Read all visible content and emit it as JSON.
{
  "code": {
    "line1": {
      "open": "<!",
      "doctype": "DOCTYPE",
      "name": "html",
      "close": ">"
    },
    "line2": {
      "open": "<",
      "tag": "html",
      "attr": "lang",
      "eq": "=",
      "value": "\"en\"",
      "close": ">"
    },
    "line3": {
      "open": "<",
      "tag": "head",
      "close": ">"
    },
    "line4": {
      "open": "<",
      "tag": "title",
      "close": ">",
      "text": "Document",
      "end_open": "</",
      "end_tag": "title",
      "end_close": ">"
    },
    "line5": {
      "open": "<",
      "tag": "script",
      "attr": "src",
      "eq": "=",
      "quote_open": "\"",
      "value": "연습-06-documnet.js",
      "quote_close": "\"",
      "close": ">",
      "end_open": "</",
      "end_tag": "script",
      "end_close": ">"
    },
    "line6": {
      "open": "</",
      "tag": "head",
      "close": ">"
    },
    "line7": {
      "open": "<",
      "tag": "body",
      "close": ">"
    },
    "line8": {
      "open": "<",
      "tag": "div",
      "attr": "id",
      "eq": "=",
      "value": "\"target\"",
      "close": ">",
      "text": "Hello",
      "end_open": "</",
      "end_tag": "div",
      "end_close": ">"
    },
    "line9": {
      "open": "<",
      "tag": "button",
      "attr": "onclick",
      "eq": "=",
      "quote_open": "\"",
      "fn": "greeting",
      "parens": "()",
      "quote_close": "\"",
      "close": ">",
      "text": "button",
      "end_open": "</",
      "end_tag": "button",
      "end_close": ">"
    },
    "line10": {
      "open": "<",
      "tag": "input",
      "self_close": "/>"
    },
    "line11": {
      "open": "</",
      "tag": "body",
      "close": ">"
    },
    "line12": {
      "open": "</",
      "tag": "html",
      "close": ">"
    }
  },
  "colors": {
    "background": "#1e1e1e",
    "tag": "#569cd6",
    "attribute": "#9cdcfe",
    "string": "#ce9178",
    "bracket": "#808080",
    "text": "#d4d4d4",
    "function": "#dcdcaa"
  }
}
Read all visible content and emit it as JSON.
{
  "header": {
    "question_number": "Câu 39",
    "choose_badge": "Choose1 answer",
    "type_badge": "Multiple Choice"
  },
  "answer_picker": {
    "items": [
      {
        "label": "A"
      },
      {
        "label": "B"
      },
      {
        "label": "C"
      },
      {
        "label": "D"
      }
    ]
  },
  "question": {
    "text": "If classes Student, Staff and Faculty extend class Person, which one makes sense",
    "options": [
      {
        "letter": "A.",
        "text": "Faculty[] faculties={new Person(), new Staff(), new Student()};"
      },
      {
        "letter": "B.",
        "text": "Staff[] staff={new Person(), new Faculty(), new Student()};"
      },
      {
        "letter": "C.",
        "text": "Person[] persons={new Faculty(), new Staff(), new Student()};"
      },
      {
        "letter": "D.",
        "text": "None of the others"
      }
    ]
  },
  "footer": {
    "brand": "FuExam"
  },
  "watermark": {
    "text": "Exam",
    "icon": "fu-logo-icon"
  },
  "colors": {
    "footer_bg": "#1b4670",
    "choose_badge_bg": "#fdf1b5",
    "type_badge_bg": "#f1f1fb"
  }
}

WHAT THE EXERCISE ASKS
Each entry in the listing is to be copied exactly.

ANSWER TO THIS TASK
Read all visible content and emit it as JSON.
{
  "code": {
    "line1": {
      "open": "<!",
      "doctype": "DOCTYPE",
      "name": "html",
      "close": ">"
    },
    "line2": {
      "open": "<",
      "tag": "html",
      "attr": "lang",
      "eq": "=",
      "value": "\"en\"",
      "close": ">"
    },
    "line3": {
      "open": "<",
      "tag": "head",
      "close": ">"
    },
    "line4": {
      "open": "<",
      "tag": "title",
      "close": ">",
      "text": "Document",
      "end_open": "</",
      "end_tag": "title",
      "end_close": ">"
    },
    "line5": {
      "open": "<",
      "tag": "script",
      "attr": "src",
      "eq": "=",
      "quote_open": "\"",
      "value": "연습-06-documnet.js",
      "quote_close": "\"",
      "close": ">",
      "end_open": "</",
      "end_tag": "script",
      "end_close": ">"
    },
    "line6": {
      "open": "</",
      "tag": "head",
      "close": ">"
    },
    "line7": {
      "open": "<",
      "tag": "body",
      "close": ">"
    },
    "line8": {
      "open": "<",
      "tag": "div",
      "attr": "id",
      "eq": "=",
      "value": "\"target\"",
      "close": ">",
      "text": "Hello",
      "end_open": "</",
      "end_tag": "div",
      "end_close": ">"
    },
    "line9": {
      "open": "<",
      "tag": "button",
      "attr": "onclick",
      "eq": "=",
      "quote_open": "\"",
      "fn": "greeting",
      "parens": "()",
      "quote_close": "\"",
      "close": ">",
      "text": "button",
      "end_open": "</",
      "end_tag": "button",
      "end_close": ">"
    },
    "line10": {
      "open": "<",
      "tag": "input",
      "self_close": "/>"
    },
    "line11": {
      "open": "</",
      "tag": "body",
      "close": ">"
    },
    "line12": {
      "open": "</",
      "tag": "html",
      "close": ">"
    }
  },
  "colors": {
    "background": "#1e1e1e",
    "tag": "#569cd6",
    "attribute": "#9cdcfe",
    "string": "#ce9178",
    "bracket": "#808080",
    "text": "#d4d4d4",
    "function": "#dcdcaa"
  }
}
Read all visible content and emit it as JSON.
{
  "header": {
    "question_number": "Câu 39",
    "choose_badge": "Choose1 answer",
    "type_badge": "Multiple Choice"
  },
  "answer_picker": {
    "items": [
      {
        "label": "A"
      },
      {
        "label": "B"
      },
      {
        "label": "C"
      },
      {
        "label": "D"
      }
    ]
  },
  "question": {
    "text": "If classes Student, Staff and Faculty extend class Person, which one makes sense",
    "options": [
      {
        "letter": "A.",
        "text": "Faculty[] faculties={new Person(), new Staff(), new Student()};"
      },
      {
        "letter": "B.",
        "text": "Staff[] staff={new Person(), new Faculty(), new Student()};"
      },
      {
        "letter": "C.",
        "text": "Person[] persons={new Faculty(), new Staff(), new Student()};"
      },
      {
        "letter": "D.",
        "text": "None of the others"
      }
    ]
  },
  "footer": {
    "brand": "FuExam"
  },
  "watermark": {
    "text": "Exam",
    "icon": "fu-logo-icon"
  },
  "colors": {
    "footer_bg": "#1b4670",
    "choose_badge_bg": "#fdf1b5",
    "type_badge_bg": "#f1f1fb"
  }
}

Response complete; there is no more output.